For the last five years, the University of Guelph and Maplesoft have been partners in a unique initiative to develop innovative and efficient ways of using technology in mathematics and science education. The two organizations have been working together to investigate methods to provide students with a more compelling and effective academic experience, while making instruction delivery more efficient and student-focused.
As part of this partnership, the University of Guelph has utilized Maple, the mathematical software tool for teaching and learning, and Maple T.A., the automated testing and assessment system from Maplesoft. The university started with a single course, Calculus 1, and then applied the lessons learned there to other courses in the mathematics and science departments.
Mathematics professor Jack Weiner is the chief investigator for the initiative. Weiner is a winner of the Teaching Excellence Award from the Central Student Association and a two-time 3M teaching award nominee, in addition to being the recipient of several provincial and university teaching awards. “The techniques we’ve developed have resulted in increased student engagement, confidence, and success,” Weiner said. “With the dynamic, interactive lectures made possible by Maple, students simply pay more attention during class, and retain more of what they have learned.
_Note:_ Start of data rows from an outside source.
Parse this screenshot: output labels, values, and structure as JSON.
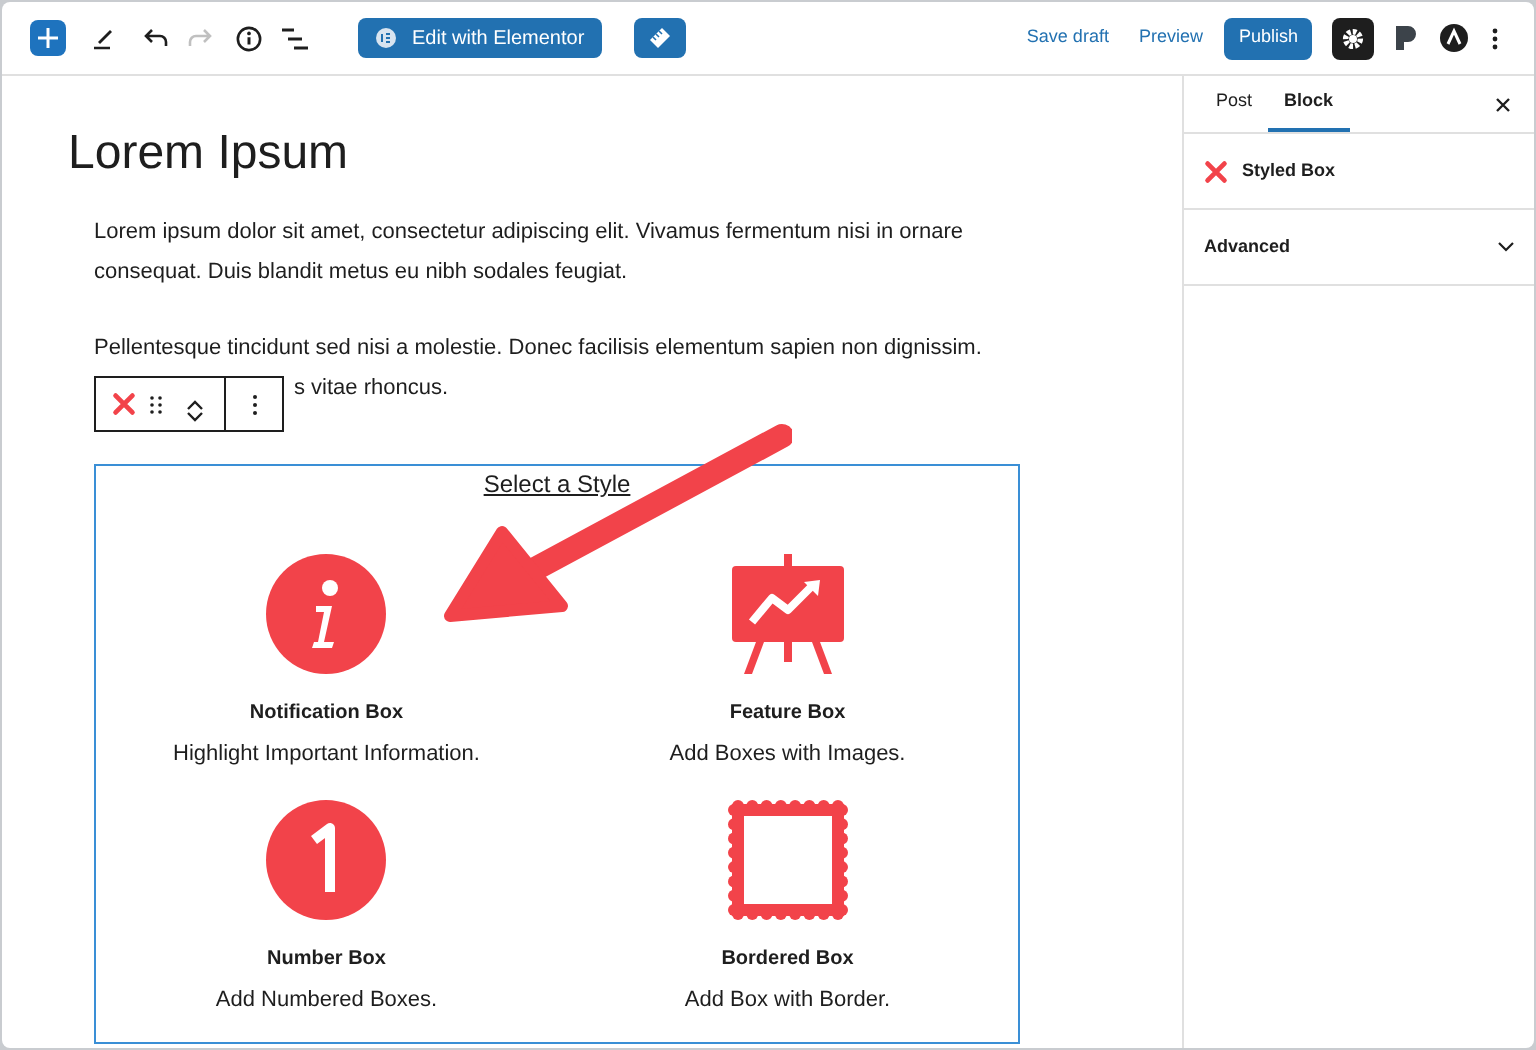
{
  "toolbar": {
    "elementor_button": "Edit with Elementor",
    "save_draft": "Save draft",
    "preview": "Preview",
    "publish": "Publish",
    "settings_active": true
  },
  "post": {
    "title": "Lorem Ipsum",
    "paragraphs": [
      {
        "lines": [
          "Lorem ipsum dolor sit amet, consectetur adipiscing elit. Vivamus fermentum nisi in ornare",
          "consequat. Duis blandit metus eu nibh sodales feugiat."
        ]
      },
      {
        "lines": [
          "Pellentesque tincidunt sed nisi a molestie. Donec facilisis elementum sapien non dignissim.",
          "s vitae rhoncus."
        ]
      }
    ]
  },
  "styled_box": {
    "heading": "Select a Style",
    "styles": [
      {
        "kind": "info",
        "title": "Notification Box",
        "description": "Highlight Important Information."
      },
      {
        "kind": "feature",
        "title": "Feature Box",
        "description": "Add Boxes with Images."
      },
      {
        "kind": "number",
        "title": "Number Box",
        "description": "Add Numbered Boxes."
      },
      {
        "kind": "bordered",
        "title": "Bordered Box",
        "description": "Add Box with Border."
      }
    ]
  },
  "sidebar": {
    "tabs": [
      {
        "label": "Post",
        "selected": false
      },
      {
        "label": "Block",
        "selected": true
      }
    ],
    "block_name": "Styled Box",
    "panels": [
      {
        "label": "Advanced",
        "expanded": false
      }
    ]
  }
}
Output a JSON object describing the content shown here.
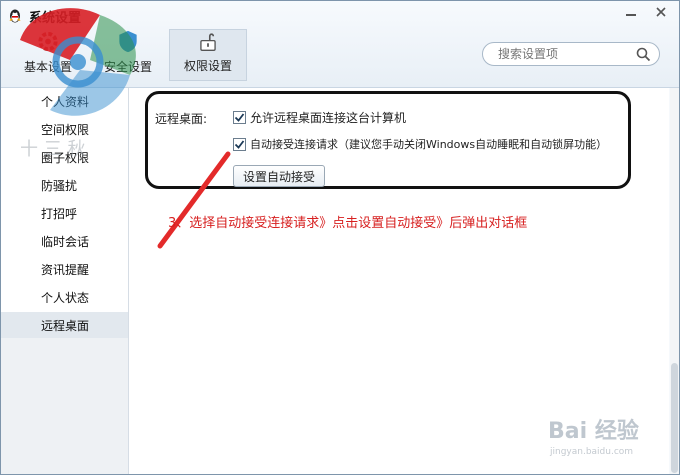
{
  "window": {
    "title": "系统设置",
    "minimize_icon": "minimize-icon",
    "close_icon": "close-icon"
  },
  "toolbar": {
    "items": [
      {
        "label": "基本设置",
        "icon": "gear-icon"
      },
      {
        "label": "安全设置",
        "icon": "shield-icon"
      },
      {
        "label": "权限设置",
        "icon": "unlock-icon",
        "active": true
      }
    ]
  },
  "search": {
    "placeholder": "搜索设置项",
    "icon": "search-icon"
  },
  "sidebar": {
    "items": [
      {
        "label": "个人资料"
      },
      {
        "label": "空间权限"
      },
      {
        "label": "圈子权限"
      },
      {
        "label": "防骚扰"
      },
      {
        "label": "打招呼"
      },
      {
        "label": "临时会话"
      },
      {
        "label": "资讯提醒"
      },
      {
        "label": "个人状态"
      },
      {
        "label": "远程桌面",
        "selected": true
      }
    ]
  },
  "remote": {
    "label": "远程桌面:",
    "option1": {
      "label": "允许远程桌面连接这台计算机",
      "checked": true
    },
    "option2": {
      "label": "自动接受连接请求（建议您手动关闭Windows自动睡眠和自动锁屏功能）",
      "checked": true
    },
    "button": "设置自动接受"
  },
  "annotation": {
    "text": "3、选择自动接受连接请求》点击设置自动接受》后弹出对话框",
    "color": "#d72020"
  },
  "watermark": {
    "brand": "Bai 经验",
    "url": "jingyan.baidu.com"
  },
  "colors": {
    "accent": "#3a8fd0",
    "annotation": "#d72020",
    "frame": "#111111"
  }
}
On top of that, all the practise and immediate feedback they get from Maple T.A. reinforces what they’ve learned in ways traditional assignments cannot, and gives them confidence in their abilities.”
One key ingredient of their approach is allowing students to take practice versions of the randomized Maple T.A. quizzes as many times as they wish, without penalty. The practice sessions help students prepare for the graded quizzes, which are identical in content to the practice quizzes. "Students gave excellent feedback on the graded homework quizzes using Maple T.A., and on the practice tests which are available solely as a study tool,” says Matthew Demers, Instructor, University of Guelph. “There is no question that Maple T.A. is a really effective and useful resource for the class."
As part of this study, the university conducted an experiment to measure the impact of using Maple T.A. as an integral part of a course. Students taking an undergraduate mathematical economics class were randomly split into two groups; one group used Maple T.A. for quizzes and tests, and the other used conventional tools. The results showed a substantially lower drop-out rate for the Maple T.A. section of the course (9% vs. 20%). The drop-outs from the Maple T.A. section were those with the lowest GPA scores, while the drop-outs from the conventional section were spread across the GPA spectrum. As well, student surveys indicated that the majority of the students in the Maple T.A. group were happy with their placement, while half of the conventional group expressed a preference to be in the Maple T.A. section.
One concrete result of this initiative is Teaching Calculus with Maple: A Complete Kit, which encapsulates the materials developed at the University of Guelph to support its first year calculus courses, so educators at other institutions can use them too. The customizable materials include highly interactive lecture notes in Maple that support “what if” explorations and carefully constructed Maple T.A. homework questions with built-in hints and feedback for the students. Teaching Calculus with Maple: A Complete Kitis available free from the Maplesoft web site for users of Maple and/or Maple T.A. The Maple T.A. questions developed for other courses at the university, including content for mathematical biology, electricity and magnetism, and statistics, are also available from the Maple T.A. Content Center.
While the official project is complete, the work is not over. “We will continue to take some of these essential experiences and expand on them using all the new media that can seem alien to many teachers, but are completely integrated into the lives of today’s students. This is truly exciting stuff,” Jack Weiner said.